    We don’t currently have the public-health workforce we need for such a system. But a hiring spree won’t be sufficient. The federal and state governments need to give workers license to conduct tests, report results, and impose quarantines without bureaucracy getting in the way.

    The federal government needs to come up with a way to pay for this new workforce as well as for the tests it administers. Our health-care system usually depends on insurance to pay for tests because the benefit is thought to be for the individual. Testing and intervention in this scenario is also for the public good, at the order of public-health entities. Neither individuals nor their insurance providers can reasonably be held responsible for payment. The full cost of this endeavor has yet to be calculated. It will not be a small number, though.

    Testing also has to get faster. If they wait days for results, infected people might unwittingly spread the disease. The good news is that companies are already developing faster tests. But we’re also going to need new kinds of tests. Right now we depend on a type of testing that looks for RNA from the virus. In the future, we will also need antibody testing, which will allow us to learn who has been infected in the past and recovered. This capability will, in turn, help us learn who might be immune, and therefore able to provide care and necessary services without fear of becoming sick or spreading the disease.

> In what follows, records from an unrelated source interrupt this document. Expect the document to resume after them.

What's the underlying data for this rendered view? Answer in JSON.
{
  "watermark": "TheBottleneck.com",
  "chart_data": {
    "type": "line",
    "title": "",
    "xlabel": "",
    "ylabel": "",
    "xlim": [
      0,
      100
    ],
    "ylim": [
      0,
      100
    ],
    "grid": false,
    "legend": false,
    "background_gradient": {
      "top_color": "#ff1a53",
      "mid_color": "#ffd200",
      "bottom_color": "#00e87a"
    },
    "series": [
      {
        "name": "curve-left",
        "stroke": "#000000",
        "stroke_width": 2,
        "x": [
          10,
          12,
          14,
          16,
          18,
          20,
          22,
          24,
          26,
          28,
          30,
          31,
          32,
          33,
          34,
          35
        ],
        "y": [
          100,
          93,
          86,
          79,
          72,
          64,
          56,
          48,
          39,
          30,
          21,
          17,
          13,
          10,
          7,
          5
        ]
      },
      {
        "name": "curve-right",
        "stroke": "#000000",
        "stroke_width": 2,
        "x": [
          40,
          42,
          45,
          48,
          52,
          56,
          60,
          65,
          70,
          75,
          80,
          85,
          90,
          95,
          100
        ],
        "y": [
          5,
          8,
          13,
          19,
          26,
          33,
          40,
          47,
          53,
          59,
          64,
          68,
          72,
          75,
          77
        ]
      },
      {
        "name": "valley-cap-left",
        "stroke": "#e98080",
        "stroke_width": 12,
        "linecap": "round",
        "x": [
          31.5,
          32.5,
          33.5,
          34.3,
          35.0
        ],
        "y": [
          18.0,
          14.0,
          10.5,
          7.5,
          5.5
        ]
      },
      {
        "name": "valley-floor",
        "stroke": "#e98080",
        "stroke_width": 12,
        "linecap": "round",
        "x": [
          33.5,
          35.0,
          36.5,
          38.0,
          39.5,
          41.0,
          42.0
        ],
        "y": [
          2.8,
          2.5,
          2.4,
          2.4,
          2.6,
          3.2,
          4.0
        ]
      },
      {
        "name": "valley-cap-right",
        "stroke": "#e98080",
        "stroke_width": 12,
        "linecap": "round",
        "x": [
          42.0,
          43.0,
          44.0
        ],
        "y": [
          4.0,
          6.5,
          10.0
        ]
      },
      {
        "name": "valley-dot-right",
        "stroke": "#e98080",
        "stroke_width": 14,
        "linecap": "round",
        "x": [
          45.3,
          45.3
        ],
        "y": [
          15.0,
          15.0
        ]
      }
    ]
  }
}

    Unless and until a fast, comprehensive testing regime is in place, we cannot end social distancing. If we do, the virus will spread undetected once more, and we’ll have no choice but to engage in severe social distancing yet again. We have to stop playing catch-up and build a comprehensive testing infrastructure now.
    ickyrica and Millard Baker like this.
  15. Old

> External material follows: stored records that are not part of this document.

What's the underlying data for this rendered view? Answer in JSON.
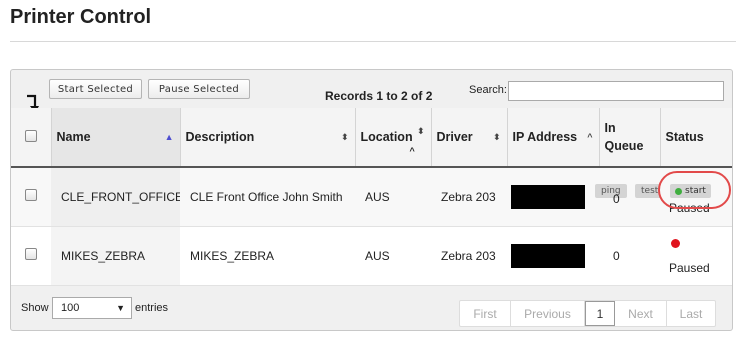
{
  "page": {
    "title": "Printer Control"
  },
  "toolbar": {
    "start_selected": "Start Selected",
    "pause_selected": "Pause Selected",
    "records_info": "Records 1 to 2 of 2",
    "search_label": "Search:",
    "search_value": ""
  },
  "table": {
    "headers": {
      "name": "Name",
      "description": "Description",
      "location": "Location",
      "driver": "Driver",
      "ip_address": "IP Address",
      "in_queue_1": "In",
      "in_queue_2": "Queue",
      "status": "Status"
    },
    "rows": [
      {
        "name": "CLE_FRONT_OFFICE",
        "description": "CLE Front Office John Smith",
        "location": "AUS",
        "driver": "Zebra 203",
        "in_queue": "0",
        "ping_label": "ping",
        "test_label": "test",
        "start_label": "start",
        "status": "Paused"
      },
      {
        "name": "MIKES_ZEBRA",
        "description": "MIKES_ZEBRA",
        "location": "AUS",
        "driver": "Zebra 203",
        "in_queue": "0",
        "status": "Paused"
      }
    ]
  },
  "footer": {
    "show_label": "Show",
    "page_size": "100",
    "entries_label": "entries",
    "pager": {
      "first": "First",
      "previous": "Previous",
      "current": "1",
      "next": "Next",
      "last": "Last"
    }
  },
  "colors": {
    "status_paused_dot": "#e0141e",
    "start_dot": "#3fae3f",
    "highlight": "#e24a4a"
  }
}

    Old Member

    At 1 million/wk it will only take Americans 6 1/4 years to test all 327,000,000 citizens ... once. Of course the delay in treatment may shorten this by months.
    ickyrica and Millard Baker like this.
  16. ickyrica

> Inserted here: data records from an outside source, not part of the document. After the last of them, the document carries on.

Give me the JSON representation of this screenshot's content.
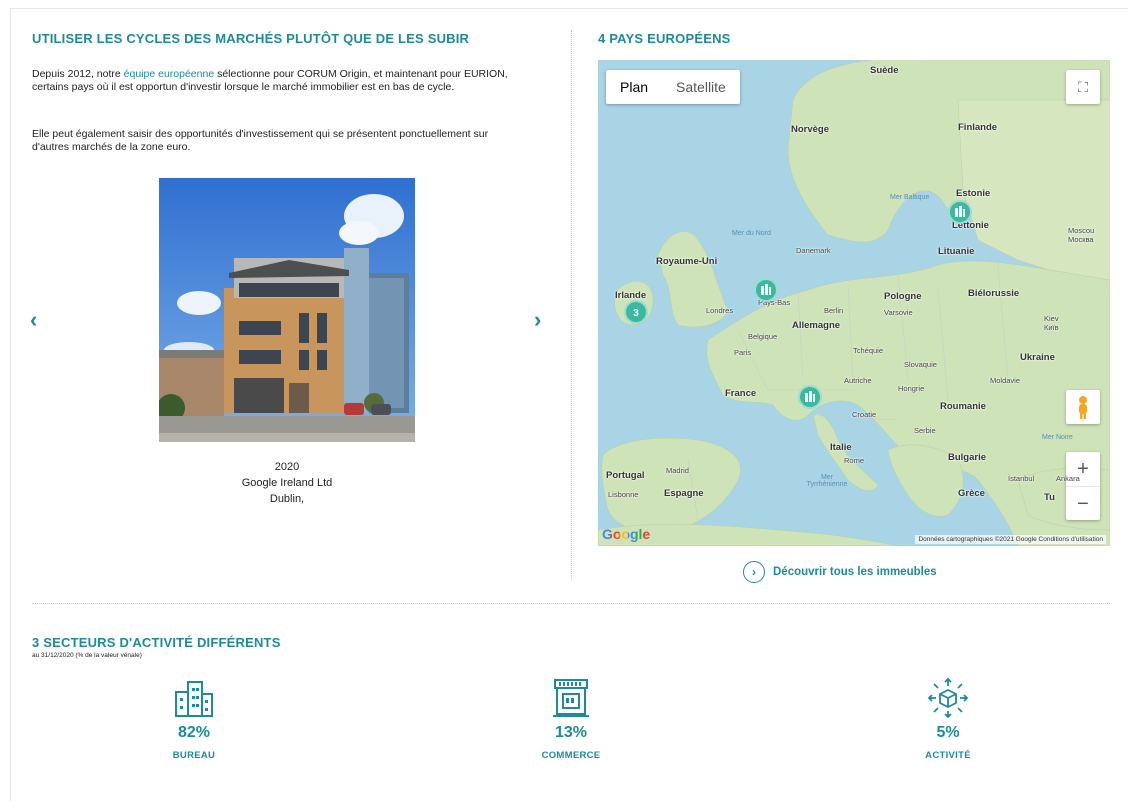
{
  "left": {
    "heading": "UTILISER LES CYCLES DES MARCHÉS PLUTÔT QUE DE LES SUBIR",
    "para1_start": "Depuis 2012, notre ",
    "para1_link": "équipe européenne",
    "para1_end": " sélectionne pour CORUM Origin, et maintenant pour EURION, certains pays où il est opportun d'investir lorsque le marché immobilier est en bas de cycle.",
    "para2": "Elle peut également saisir des opportunités d'investissement qui se présentent ponctuellement sur d'autres marchés de la zone euro.",
    "prev_arrow": "‹",
    "next_arrow": "›",
    "caption": {
      "year": "2020",
      "name": "Google Ireland Ltd",
      "city": "Dublin,"
    }
  },
  "right": {
    "heading": "4 PAYS EUROPÉENS",
    "map": {
      "tab_plan": "Plan",
      "tab_satellite": "Satellite",
      "fullscreen_glyph": "⛶",
      "zoom_in": "+",
      "zoom_out": "−",
      "google_logo": "Google",
      "attribution": "Données cartographiques ©2021 Google   Conditions d'utilisation",
      "labels": {
        "suede": "Suède",
        "norvege": "Norvège",
        "finlande": "Finlande",
        "estonie": "Estonie",
        "lettonie": "Lettonie",
        "lituanie": "Lituanie",
        "mer_baltique": "Mer Baltique",
        "mer_du_nord": "Mer du Nord",
        "danemark": "Danemark",
        "royaume_uni": "Royaume-Uni",
        "irlande": "Irlande",
        "londres": "Londres",
        "pays_bas": "Pays-Bas",
        "berlin": "Berlin",
        "pologne": "Pologne",
        "varsovie": "Varsovie",
        "bielorussie": "Biélorussie",
        "moscou": "Moscou Москва",
        "kiev": "Kiev Київ",
        "allemagne": "Allemagne",
        "belgique": "Belgique",
        "paris": "Paris",
        "tchequie": "Tchéquie",
        "slovaquie": "Slovaquie",
        "ukraine": "Ukraine",
        "autriche": "Autriche",
        "hongrie": "Hongrie",
        "moldavie": "Moldavie",
        "france": "France",
        "croatie": "Croatie",
        "roumanie": "Roumanie",
        "serbie": "Serbie",
        "mer_noire": "Mer Noire",
        "italie": "Italie",
        "rome": "Rome",
        "bulgarie": "Bulgarie",
        "portugal": "Portugal",
        "madrid": "Madrid",
        "lisbonne": "Lisbonne",
        "espagne": "Espagne",
        "mer_tyrrhenienne": "Mer Tyrrhénienne",
        "istanbul": "İstanbul",
        "ankara": "Ankara",
        "grece": "Grèce",
        "turquie": "Tu"
      },
      "cluster_count": "3"
    },
    "discover_label": "Découvrir tous les immeubles"
  },
  "sectors": {
    "heading": "3 SECTEURS D'ACTIVITÉ DIFFÉRENTS",
    "subheading": "au 31/12/2020 (% de la valeur vénale)",
    "items": [
      {
        "icon": "office-buildings-icon",
        "pct": "82%",
        "label": "BUREAU"
      },
      {
        "icon": "storefront-icon",
        "pct": "13%",
        "label": "COMMERCE"
      },
      {
        "icon": "logistics-box-icon",
        "pct": "5%",
        "label": "ACTIVITÉ"
      }
    ]
  },
  "colors": {
    "accent": "#1e8a9c",
    "pin": "#3bb8a0"
  }
}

    ickyrica Member Supporter

  17. Michael Scally MD

    Michael Scally MD Doctor of Medicine

    Groundfighter likes this.
  18. Old

    Old Member

    BREAKING NEWS! Covid-19 Prevention: New Study Proves That Social Distancing Of 1 to 3 Meters Is Nothing But Fake News and Misinformation - Thailand Medical News

    "Now with more studies emerging that social distancing really does not work, we strongly advocate that individuals and the public worldwide start taking legal actions and class suits against all sites, experts and authorities advocating social distancing of between 1 to 3 meters as these ignorant buffoons are actually endangering the lives of many."

    "A new research by qualified experts in their field from the MIT (Massachusetts Institute of Technology) lead by Dr Lydia Bourouiba, an Associate Professor at MIT, have researched the dynamics of exhalations (coughs and sneezes, for instance) for years at The Fluid Dynamics of Disease Transmission Laboratory and found exhalations cause gaseous clouds that can travel up to 27 feet (8.2 meters)."​
    Jankauskas and jJjburton like this.
  19. ickyrica

    ickyrica Member Supporter

    So, after new science comes to light about a disease's transmission, sue the people that have to deal with an emerging global pandemic and make suggested guidelines for public safety? Maybe we use that science to augment current standards rather than place blame for not having a crystal ball and knowing all right off the rip? The fact someone would actually entertain legal action like this other worldly short sighted. Talk about biting the hand that feeds, weak as fuck.
    Michael Scally MD likes this.